This sophisticated biometric database—still missing in the Western world—is being used to connect every way an individual interacts with the overall economy. This will revolutionize the entire economy.
- World’s Biggest Banking Push: Jan Dhan Yojna
When WisdomTree spoke about this with the then-finance minister of India in 2015, little did we know about the seriousness of the Modi government’s push for banking for everyone.
Over the last year and a half, more than 270 million newer bank accounts have been opened with more than 665 billion rupees coming into formal banking.2 If this weren’t enough, all these accounts are linked to the biometric information, increasing efficiency in processes ranging from tax audits to transfer of welfare money and the elimination of middlemen.
- World’s Largest Interface Connecting Biometrics to Daily Transactions: IndiaStack
In 2016, India launched its own Dropbox, basically a vault secured by users’ biometrics to save and share all the information needed for daily transactions. It is called IndiaStack.
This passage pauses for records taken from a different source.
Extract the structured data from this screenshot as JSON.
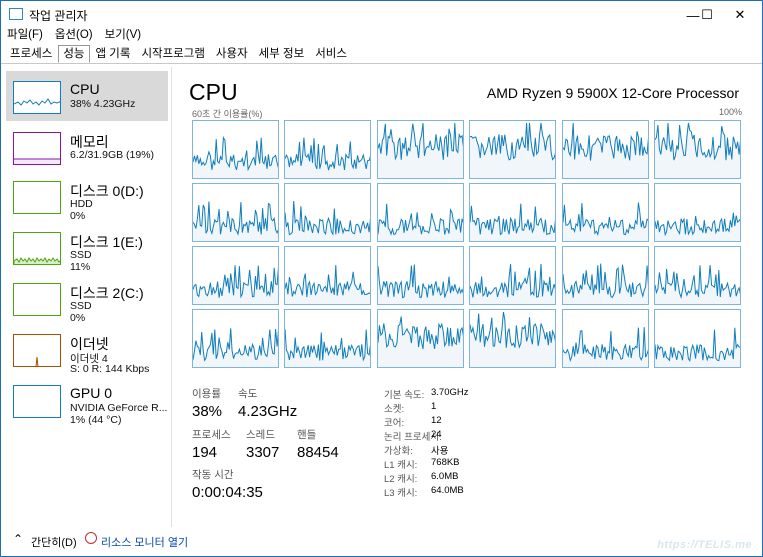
{
  "window": {
    "title": "작업 관리자",
    "minimize": "—",
    "maximize": "☐",
    "close": "✕"
  },
  "menu": [
    "파일(F)",
    "옵션(O)",
    "보기(V)"
  ],
  "tabs": [
    {
      "label": "프로세스",
      "active": false
    },
    {
      "label": "성능",
      "active": true
    },
    {
      "label": "앱 기록",
      "active": false
    },
    {
      "label": "시작프로그램",
      "active": false
    },
    {
      "label": "사용자",
      "active": false
    },
    {
      "label": "세부 정보",
      "active": false
    },
    {
      "label": "서비스",
      "active": false
    }
  ],
  "sidebar": {
    "items": [
      {
        "name": "CPU",
        "sub": [
          "38% 4.23GHz"
        ],
        "color": "#117dbb",
        "active": true
      },
      {
        "name": "메모리",
        "sub": [
          "6.2/31.9GB (19%)"
        ],
        "color": "#8b12ae",
        "active": false
      },
      {
        "name": "디스크 0(D:)",
        "sub": [
          "HDD",
          "0%"
        ],
        "color": "#4da60c",
        "active": false
      },
      {
        "name": "디스크 1(E:)",
        "sub": [
          "SSD",
          "11%"
        ],
        "color": "#4da60c",
        "active": false
      },
      {
        "name": "디스크 2(C:)",
        "sub": [
          "SSD",
          "0%"
        ],
        "color": "#4da60c",
        "active": false
      },
      {
        "name": "이더넷",
        "sub": [
          "이더넷 4",
          "S: 0 R: 144 Kbps"
        ],
        "color": "#a74f01",
        "active": false
      },
      {
        "name": "GPU 0",
        "sub": [
          "NVIDIA GeForce R...",
          "1% (44 °C)"
        ],
        "color": "#117dbb",
        "active": false
      }
    ]
  },
  "main": {
    "title": "CPU",
    "model": "AMD Ryzen 9 5900X 12-Core Processor",
    "graph_left_label": "60초 간 이용률(%)",
    "graph_right_label": "100%",
    "utilization_label": "이용률",
    "utilization_value": "38%",
    "speed_label": "속도",
    "speed_value": "4.23GHz",
    "processes_label": "프로세스",
    "processes_value": "194",
    "threads_label": "스레드",
    "threads_value": "3307",
    "handles_label": "핸들",
    "handles_value": "88454",
    "uptime_label": "작동 시간",
    "uptime_value": "0:00:04:35",
    "specs": [
      {
        "label": "기본 속도:",
        "value": "3.70GHz"
      },
      {
        "label": "소켓:",
        "value": "1"
      },
      {
        "label": "코어:",
        "value": "12"
      },
      {
        "label": "논리 프로세서:",
        "value": "24"
      },
      {
        "label": "가상화:",
        "value": "사용"
      },
      {
        "label": "L1 캐시:",
        "value": "768KB"
      },
      {
        "label": "L2 캐시:",
        "value": "6.0MB"
      },
      {
        "label": "L3 캐시:",
        "value": "64.0MB"
      }
    ]
  },
  "footer": {
    "fewer_details": "간단히(D)",
    "resource_monitor": "리소스 모니터 열기",
    "watermark": "https://TELIS.me"
  },
  "colors": {
    "cpu_line": "#117dbb",
    "cpu_fill": "#f1f6fa",
    "cell_border": "#7fb4de",
    "memory": "#8b12ae",
    "disk": "#4da60c",
    "ethernet": "#a74f01"
  }
}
This interface is a one-stop shop available at the swipe of a thumb for all daily transactions a citizen needs to do—opening a bank account, buying and selling securities, paying bills, transferring money. This biometric connection will make India’s economy much more efficient.
- World’s Biggest Liquidity Crunch: Demonetization
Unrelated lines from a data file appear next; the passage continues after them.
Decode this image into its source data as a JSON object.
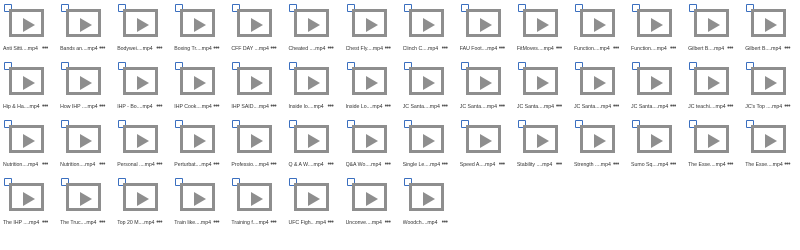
{
  "files": [
    {
      "name": "Anti Sitti...",
      "ext": ".mp4"
    },
    {
      "name": "Bands an...",
      "ext": ".mp4"
    },
    {
      "name": "Bodywei...",
      "ext": ".mp4"
    },
    {
      "name": "Boxing Tr...",
      "ext": ".mp4"
    },
    {
      "name": "CFF DAY ...",
      "ext": ".mp4"
    },
    {
      "name": "Cheated ...",
      "ext": ".mp4"
    },
    {
      "name": "Chest Fly...",
      "ext": ".mp4"
    },
    {
      "name": "Clinch C...",
      "ext": ".mp4"
    },
    {
      "name": "FAU Foot...",
      "ext": ".mp4"
    },
    {
      "name": "FitMoves...",
      "ext": ".mp4"
    },
    {
      "name": "Function...",
      "ext": ".mp4"
    },
    {
      "name": "Function...",
      "ext": ".mp4"
    },
    {
      "name": "Gilbert B...",
      "ext": ".mp4"
    },
    {
      "name": "Gilbert B...",
      "ext": ".mp4"
    },
    {
      "name": "Hip & Ha...",
      "ext": ".mp4"
    },
    {
      "name": "How IHP ...",
      "ext": ".mp4"
    },
    {
      "name": "IHP - Bo...",
      "ext": ".mp4"
    },
    {
      "name": "IHP Cook...",
      "ext": ".mp4"
    },
    {
      "name": "IHP SAID...",
      "ext": ".mp4"
    },
    {
      "name": "Inside lo...",
      "ext": ".mp4"
    },
    {
      "name": "Inside Lo...",
      "ext": ".mp4"
    },
    {
      "name": "JC Santa...",
      "ext": ".mp4"
    },
    {
      "name": "JC Santa...",
      "ext": ".mp4"
    },
    {
      "name": "JC Santa...",
      "ext": ".mp4"
    },
    {
      "name": "JC Santa...",
      "ext": ".mp4"
    },
    {
      "name": "JC Santa...",
      "ext": ".mp4"
    },
    {
      "name": "JC teachi...",
      "ext": ".mp4"
    },
    {
      "name": "JC's Top ...",
      "ext": ".mp4"
    },
    {
      "name": "Nutrition...",
      "ext": ".mp4"
    },
    {
      "name": "Nutrition...",
      "ext": ".mp4"
    },
    {
      "name": "Personal ...",
      "ext": ".mp4"
    },
    {
      "name": "Perturbat...",
      "ext": ".mp4"
    },
    {
      "name": "Professio...",
      "ext": ".mp4"
    },
    {
      "name": "Q & A W...",
      "ext": ".mp4"
    },
    {
      "name": "Q&A Wo...",
      "ext": ".mp4"
    },
    {
      "name": "Single Le...",
      "ext": ".mp4"
    },
    {
      "name": "Speed A...",
      "ext": ".mp4"
    },
    {
      "name": "Stability ...",
      "ext": ".mp4"
    },
    {
      "name": "Strength ...",
      "ext": ".mp4"
    },
    {
      "name": "Sumo Sq...",
      "ext": ".mp4"
    },
    {
      "name": "The Esse...",
      "ext": ".mp4"
    },
    {
      "name": "The Esse...",
      "ext": ".mp4"
    },
    {
      "name": "The IHP ...",
      "ext": ".mp4"
    },
    {
      "name": "The Truc...",
      "ext": ".mp4"
    },
    {
      "name": "Top 20 M...",
      "ext": ".mp4"
    },
    {
      "name": "Train like...",
      "ext": ".mp4"
    },
    {
      "name": "Training f...",
      "ext": ".mp4"
    },
    {
      "name": "UFC Figh...",
      "ext": ".mp4"
    },
    {
      "name": "Unconve...",
      "ext": ".mp4"
    },
    {
      "name": "Woodch...",
      "ext": ".mp4"
    }
  ],
  "more_menu_glyph": "•••",
  "colors": {
    "checkbox_border": "#3b6fbf",
    "thumbnail": "#8e8e8e",
    "background": "#ffffff"
  }
}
Prime Minister Narendra Modi’s bold step to demonetize 86% of currency3 in November 2016 seems to have accelerated India’s economy toward cashless transactions.
Digital transactions increased 1,000% in December 2016.4 This also recapitalized India’s banks with a much-needed $100 billion and widened the government’s tax collection.
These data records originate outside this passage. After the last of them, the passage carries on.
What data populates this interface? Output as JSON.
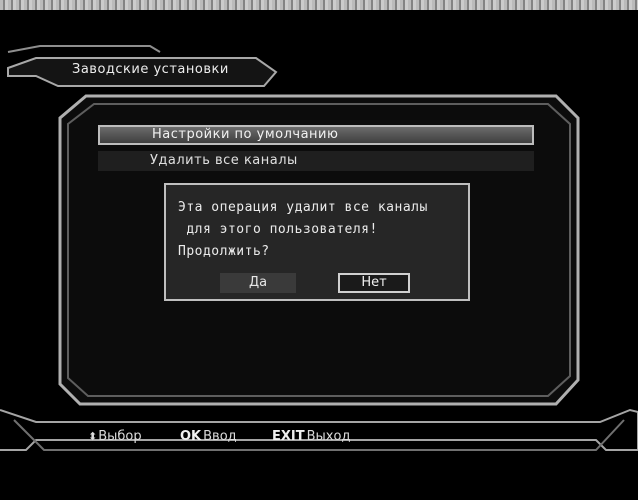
{
  "header": {
    "title": "Заводские установки"
  },
  "menu": {
    "items": [
      {
        "label": "Настройки по умолчанию",
        "selected": true
      },
      {
        "label": "Удалить все каналы",
        "selected": false
      }
    ]
  },
  "dialog": {
    "message": "Эта операция удалит все каналы\n для этого пользователя!\nПродолжить?",
    "yes_label": "Да",
    "no_label": "Нет",
    "focused": "Нет"
  },
  "footer": {
    "select_icon": "updown-arrows-icon",
    "select_glyph": "⬍",
    "select_label": "Выбор",
    "ok_key": "OK",
    "ok_label": "Ввод",
    "exit_key": "EXIT",
    "exit_label": "Выход"
  }
}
Thus, as India quietly lays the foundation to re-engineer its economic machine, we have an economy that is close to breakout velocity. While many talk of moving toward digital currencies, India has taken the most aggressive steps to formalize and digitize its entire economy.
Why Investors May Be Under-Weighting India
This all leads to a key question: Am I allocating to India correctly?
Investors often paint EM as one block and benchmark to the MSCI Emerging Markets Index. While this may give them very broad market cap EM exposure, it does not give them true economic exposure. In my opinion, investors are under-weighting India by allocating to the MSCI EM Index. Here is why:
India’s contribution to EM nominal GDP is around 17%; however, compared to its economic size, its allocation in MSCI EM is nearly half (i.e., 8.8%).5
Investors Under-Weighting India by Tracking MSCI Emerging Markets (EM) Index
Even if we forget about the impact of current reforms on future economic growth, we are still under-weighting India by tracking a market capitalization-weighted index like the MSCI EM Index.
As India’s market opens up for foreign investors and more foreign capital comes into the economy as a result of improving sentiments and liberalization of the economy, India’s market capitalization should increase.
Thus, investors looking for a true economic exposure should likely adopt a strategic over-weight to India compared to general market capitalization-weighted benchmarks.
Usually the perception of India has been that of a country with significant potential but a very unorganized and messy system. As India networks its $2.4 trillion economy, it’s more than a trillion dollars of annual retail purchases, 1.2 billion people and 430 million Internet users6, we are witnessing a new era in the way it conducts business. This is going to remain one of the great investment opportunities of the next decade.
1Source: United Nations, as of 12/31/14.
2Source: Government of India, as of 2/28/17.
3Source: Bloomberg, as of 10/30/16.
4Source: Government of India, as of 12/31/16.
6Source: World Bank, IMF, as of 12/31/2016
Important Risks Related to this ArticleInvestments in emerging, offshore or frontier markets are generally less liquid and less efficient than investments in developed markets and are subject to additional risks, such as risks of adverse governmental regulation and intervention or political developments.
Investments focused in India increase the impact of events and developments associated with the region, which can adversely affect performance.